One year ago, I wrote about the lasting importance of the Vietnam Veterans Memorial in Washington D.C.

Twenty-five years ago today a simple, sober, monument was riveted into American public life — the Vietnam War Memorial, the distinctive black wall in the shadow of the Lincoln Memorial to which the names of 58,000 fallen American service men and women are ascribed.

The story of the memorial, known for its iconic Maya Lin design, begins with one man, Jan Scruggs. An infantryman in Vietnam and then a graduate student at American University in Washington, Mr. Scruggs took his wife to a showing of the 1978 Vietnam War film,“The Deer Hunter.”

I caught up with Scruggs for my New York Sun column.

The Wall lists the names of the fallen in chronological order, which can be disconcerting at first. But veterans can see the names of their fallen comrades together. “It gives them carthasis,” Mr. Scruggs says of Vietnam veterans who come to the wall. “It helps the veterans be able to say goodbye.”

I saw the power of the Wall first hand five years ago in Scottsdale, Ariz., of all places. A touring replica of the Wall was on display, and I happened to be in town for a family gathering with my sister and my parents. We went together. My father, Gerald Gitell, a veteran of U.S. Army Special Forces in Vietnam, rushed to the Wall and searched to find the names of his friends.

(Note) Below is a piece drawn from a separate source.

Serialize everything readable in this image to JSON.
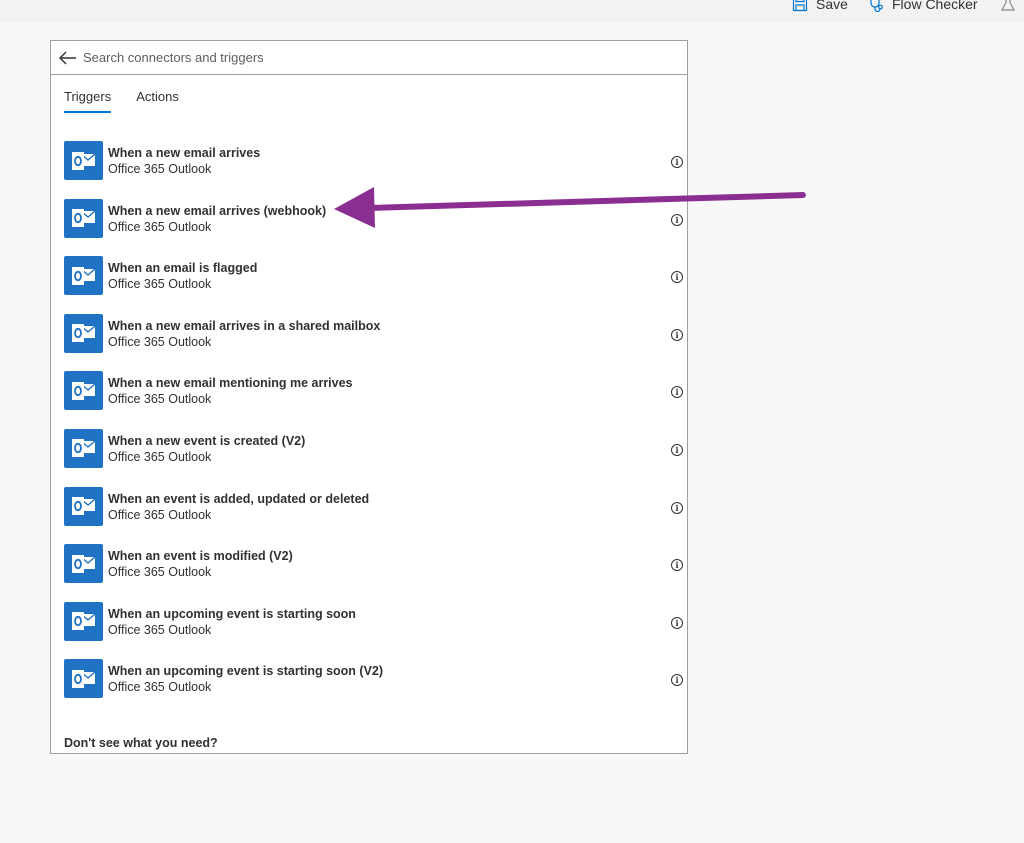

We had to look up their coordinates. Major John Arnn. Second Lieutenant Bryan Grogan. Specialist Robert Stepanov. Arnn was his commanding officer who was ambushed. Grogan and Stepanov were his buddies from Fort Bragg who were killed together in the tall grass near Pleiku. “I couldn’t even breathe,” my father, remembering how moving the replica Wall was that day, said.

I can’t forget the story of Andrew Bacevich, a Boston University/ROTC graduate and the son of B.U. professor Andrew Bacevich.

Yesterday I drove down Route 1A for the funeral of Lieutenant Andrew Bacevich at St. Timothy’s Church. I described the scene in my New York Sun column. “Mourners sang “America the Beautiful” as pall bearers wheeled the casket carrying First Lieutenant Andrew Bacevich out of St. Timothy’s Church in Norwood, Mass., yesterday. Before exiting into the bright May sunshine and the sight of the soothing waters of Willett’s Pond, they paused and draped an American flag over the coffin.”

Westmoreland’s Sgt. Major, My Father and Me

February 21, 2008

George Dunaway, who served as sergeant major of the Army at the height of the Vietnam War, died earlier this month at the age of 85. I got to meet Dunaway through my father, whom the spit-and-polish soldier had invited to join the Special Forces Alumni Association out in Las Vegas.

I write in the online version of The Weekly Standard: “During our lunch, Dunaway, who spoke in the accent of his native Richmond, Virginia, regaled me with his stories of military life. Looking for steady work near the end of the Great Depression, he enlisted in the Virginia National Guard; he left the military, 30 years later, as the top NCO-aide to the chief of staff of the Army, General William Westmoreland.”

Dunaway also helped my father. “My father, Gerald Gitell, had served in Vietnam as a Special Forces officer and had even played a role in creating Barry Sadler’s iconic number one hit, “The Ballad of the Green Berets.” But as a loner who preferred reading to socializing, he eschewed military alumni organizations or groups of any kind. Dunaway discovered my father in a local Las Vegas coffee shop wearing a cap with a Special Forces insignia and asked him if he had served in the unit. When my father answered that he had, Dunaway invited him to a monthly meeting of the alumni group, and my father, for the first time in his life, agreed. By making the invitation, this spit and polish sergeant major helped provide a troubled veteran a place to feel at home. My father arranged for Dunaway and me to meet.

When I attended a Chapter 51 meeting with my father, I learned that the group begins each session with “The Ballad of the Green Berets.” As the notes wafted out of an old stereo box, the men sang along–even my father, who has never been known to sing anything. Helping my father–and scores of other former veterans–was another of Dunaway’s less well-known, but equally important, achievements.”